The Vitale family enters their new home, followed by family, friends and volunteers, after a 2007 renovation by  Extreme Makeover: Home Edition.  (Zachary
The Vitale family enters their new home, followed by family, friends and volunteers, after a 2007 renovation by Extreme Makeover: Home Edition. (Zachary P. Stephens/Reformer file photo)
Friday November 23, 2012

ATHENS -- Five years after the community rallied in their support, a local family still has much to be grateful for this Thanksgiving.

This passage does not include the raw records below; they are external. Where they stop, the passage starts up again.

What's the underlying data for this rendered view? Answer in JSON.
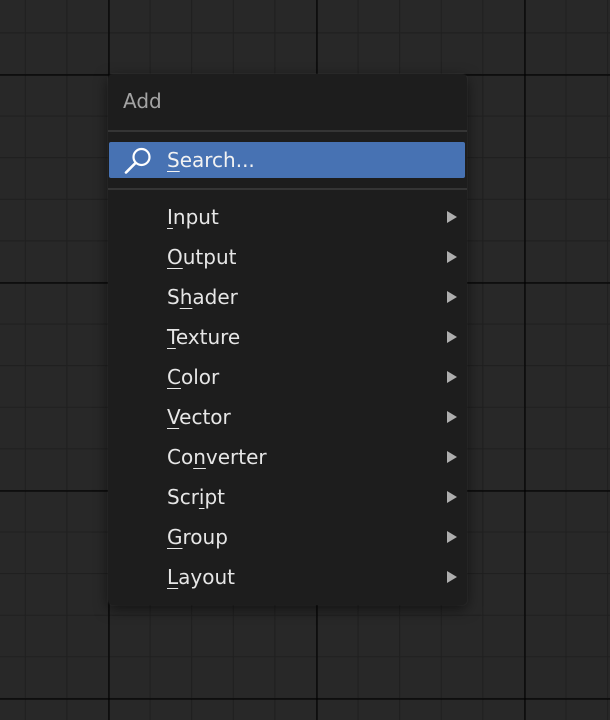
{
  "menu": {
    "title": "Add",
    "search": {
      "label": "Search...",
      "icon": "search-icon",
      "highlight_color": "#4772b3"
    },
    "items": [
      {
        "label": "Input",
        "hotkey_index": 0,
        "has_submenu": true
      },
      {
        "label": "Output",
        "hotkey_index": 0,
        "has_submenu": true
      },
      {
        "label": "Shader",
        "hotkey_index": 1,
        "has_submenu": true
      },
      {
        "label": "Texture",
        "hotkey_index": 0,
        "has_submenu": true
      },
      {
        "label": "Color",
        "hotkey_index": 0,
        "has_submenu": true
      },
      {
        "label": "Vector",
        "hotkey_index": 0,
        "has_submenu": true
      },
      {
        "label": "Converter",
        "hotkey_index": 2,
        "has_submenu": true
      },
      {
        "label": "Script",
        "hotkey_index": 3,
        "has_submenu": true
      },
      {
        "label": "Group",
        "hotkey_index": 0,
        "has_submenu": true
      },
      {
        "label": "Layout",
        "hotkey_index": 0,
        "has_submenu": true
      }
    ]
  },
  "colors": {
    "background": "#282828",
    "menu_background": "#1d1d1d",
    "text": "#e6e6e6",
    "title_text": "#a4a4a4"
  }
}
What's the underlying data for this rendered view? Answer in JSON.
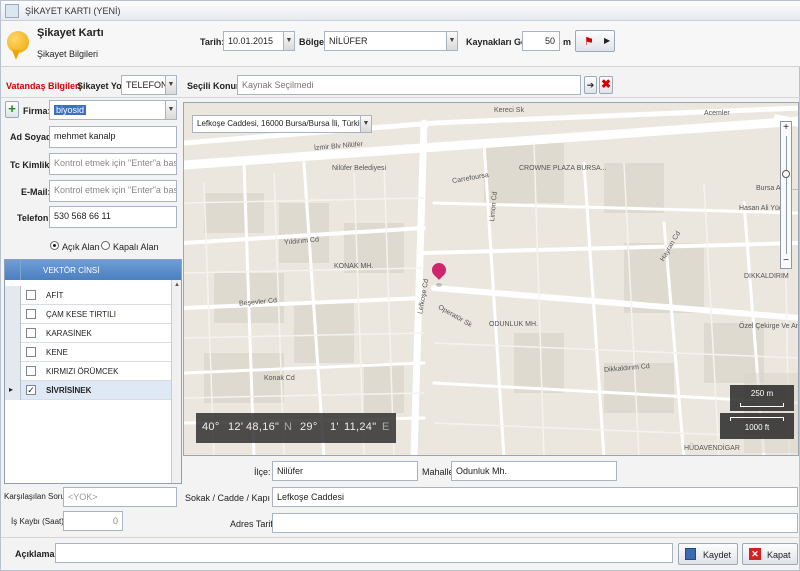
{
  "window": {
    "title": "ŞİKAYET KARTI (YENİ)"
  },
  "header": {
    "title": "Şikayet Kartı",
    "subtitle": "Şikayet Bilgileri",
    "date_label": "Tarih:",
    "date_value": "10.01.2015",
    "region_label": "Bölge:",
    "region_value": "NİLÜFER",
    "sources_label": "Kaynakları Getir:",
    "sources_value": "50",
    "sources_unit": "m"
  },
  "citizen": {
    "section_label": "Vatandaş Bilgileri",
    "complaint_channel_label": "Şikayet Yolu:",
    "complaint_channel_value": "TELEFON",
    "firm_label": "Firma:",
    "firm_value": "biyosid",
    "name_label": "Ad Soyad:",
    "name_value": "mehmet kanalp",
    "tc_label": "Tc Kimlik:",
    "tc_placeholder": "Kontrol etmek için \"Enter\"a basınız.",
    "email_label": "E-Mail:",
    "email_placeholder": "Kontrol etmek için \"Enter\"a basınız.",
    "phone_label": "Telefon:",
    "phone_value": "530 568 66 11",
    "open_area_label": "Açık Alan",
    "closed_area_label": "Kapalı Alan"
  },
  "vectors": {
    "header": "VEKTÖR CİNSİ",
    "rows": [
      {
        "name": "AFİT",
        "checked": false
      },
      {
        "name": "ÇAM KESE TIRTILI",
        "checked": false
      },
      {
        "name": "KARASİNEK",
        "checked": false
      },
      {
        "name": "KENE",
        "checked": false
      },
      {
        "name": "KIRMIZI ÖRÜMCEK",
        "checked": false
      },
      {
        "name": "SİVRİSİNEK",
        "checked": true
      }
    ]
  },
  "location": {
    "label": "Seçili Konum:",
    "value": "Kaynak Seçilmedi",
    "map_address": "Lefkoşe Caddesi, 16000 Bursa/Bursa İli, Türkiye"
  },
  "map": {
    "coords": {
      "lat_deg": "40°",
      "lat_min": "12'",
      "lat_sec": "48,16\"",
      "lat_dir": "N",
      "lon_deg": "29°",
      "lon_min": "1'",
      "lon_sec": "11,24\"",
      "lon_dir": "E"
    },
    "scale_m": "250 m",
    "scale_ft": "1000 ft",
    "labels": [
      {
        "text": "Kereci Sk"
      },
      {
        "text": "İzmir Blv Nilüfer"
      },
      {
        "text": "Nilüfer Belediyesi"
      },
      {
        "text": "CROWNE PLAZA BURSA..."
      },
      {
        "text": "Acemler"
      },
      {
        "text": "Bursa Anad..."
      },
      {
        "text": "Hasan Ali Yücel"
      },
      {
        "text": "DIKKALDIRIM"
      },
      {
        "text": "KONAK MH."
      },
      {
        "text": "Lefkoşe Cd"
      },
      {
        "text": "ODUNLUK MH."
      },
      {
        "text": "Operatör Sk"
      },
      {
        "text": "Yıldırım Cd"
      },
      {
        "text": "Beşevler Cd"
      },
      {
        "text": "Konak Cd"
      },
      {
        "text": "Dikkaldırım Cd"
      },
      {
        "text": "HÜDAVENDİGAR"
      },
      {
        "text": "Özel Çekirge Ve Antmi Hastanesi"
      },
      {
        "text": "Hayran Cd"
      },
      {
        "text": "Limon Cd"
      },
      {
        "text": "Carrefoursa"
      }
    ]
  },
  "address": {
    "district_label": "İlçe:",
    "district_value": "Nilüfer",
    "neighborhood_label": "Mahalle:",
    "neighborhood_value": "Odunluk Mh.",
    "street_label": "Sokak / Cadde / Kapı No:",
    "street_value": "Lefkoşe Caddesi",
    "directions_label": "Adres Tarifi:",
    "directions_value": ""
  },
  "extra": {
    "problem_label": "Karşılaşılan Sorun:",
    "problem_placeholder": "<YOK>",
    "work_loss_label": "İş Kaybı (Saat):",
    "work_loss_value": "0",
    "description_label": "Açıklama:"
  },
  "actions": {
    "save_label": "Kaydet",
    "close_label": "Kapat"
  }
}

Louis and Sara Vitale had their house renovated by ABC's "Extreme Makeover: Home Edition" in September 2007 to accommodate a son with an undiagnosed central nervous system disorder and skeletal abnormalities. The town, with the help of the network, rolled up its sleeves and constructed a 3,000-square-foot, wheelchair-accessible home complete with medical equipment.

"The community did an amazing thing for us," said Louis Vitale. "It transformed our lives. It certainly made (Louis Jr's) life a lot easier. It's been good for everybody."

He said the house has been a godsend, but, as in several other instances around the country, the heavy-duty renovations jacked up the property values, and thus the taxes.

The Vitales briefly got behind on their mortgage payments and eventually taxes - which are nearly as much as their mortgage - started piling up. Vitale said he owes $7,000 in taxes. Earlier this year, the Vitales briefly put the house on the market with an asking price of $599,000, but changed their minds.

Elizabeth Agostini, the collector of delinquent taxes in Athens, sent the family a notice that the house would go up for tax sale on Tuesday, Nov. 30. Larry Slason, an attorney with Bellows Fallsbased law firm Salmon & Nostrand, which provides legal counsel for Athens, said a tax sale is a procedure towns can use to collect delinquent taxes. He said if a property owner has failed to pay taxes, the land (as well as dwelling or mobile home on it) can be put up for public sale.

Slason said once the sale is completed, the owners will have one year to redeem the property by paying the sale price - plus 1 percent interest per month - to whoever won the public sale.

But Vitale told the Reformer on Wednesday that Chase Bank, his mortgage lenders, have agreed to pay the delinquent taxes and add the costs onto his monthly payments for the next few years. Vitale said he is 99 percent sure the tax sale will not take place.

"It's nice of them to do that," he said. "It's one of those times banking policy worked out in our favor." Louis said despite the hassle, he is eternally grateful for what ABC and the local community did for his family. He said many people have tried to paint the network in a negative light but said that is completely inappropriate.

He said he knew before the work started that his property values would go up but was willing to accept that for his children Kane, 8, Louis Jr., 7, and Teyah, 8 months. Louise Jr. is the one with the undiagnosed condition.

"Anybody who's looking to bash the television show or bash our community for doing what they did should find another place to look because we're not interested in hearing the negative side of it," he said. "I get a lot of people that say, 'The house must be falling apart by now.' The house is not falling apart. ... The house is beautiful. I am forever grateful to the show, to the community."

He said he has a lot to be thankful for because he, his wife and his children are in good health and are together. Louis - who owns the 7Eleven on 1020 Western Ave. in West Brattleboro - said he and his wife have owned the land with the home on it since 2002.

Domenic Poli can be reached at dpoli@reformer.com, or 802-2542311, ext. 277.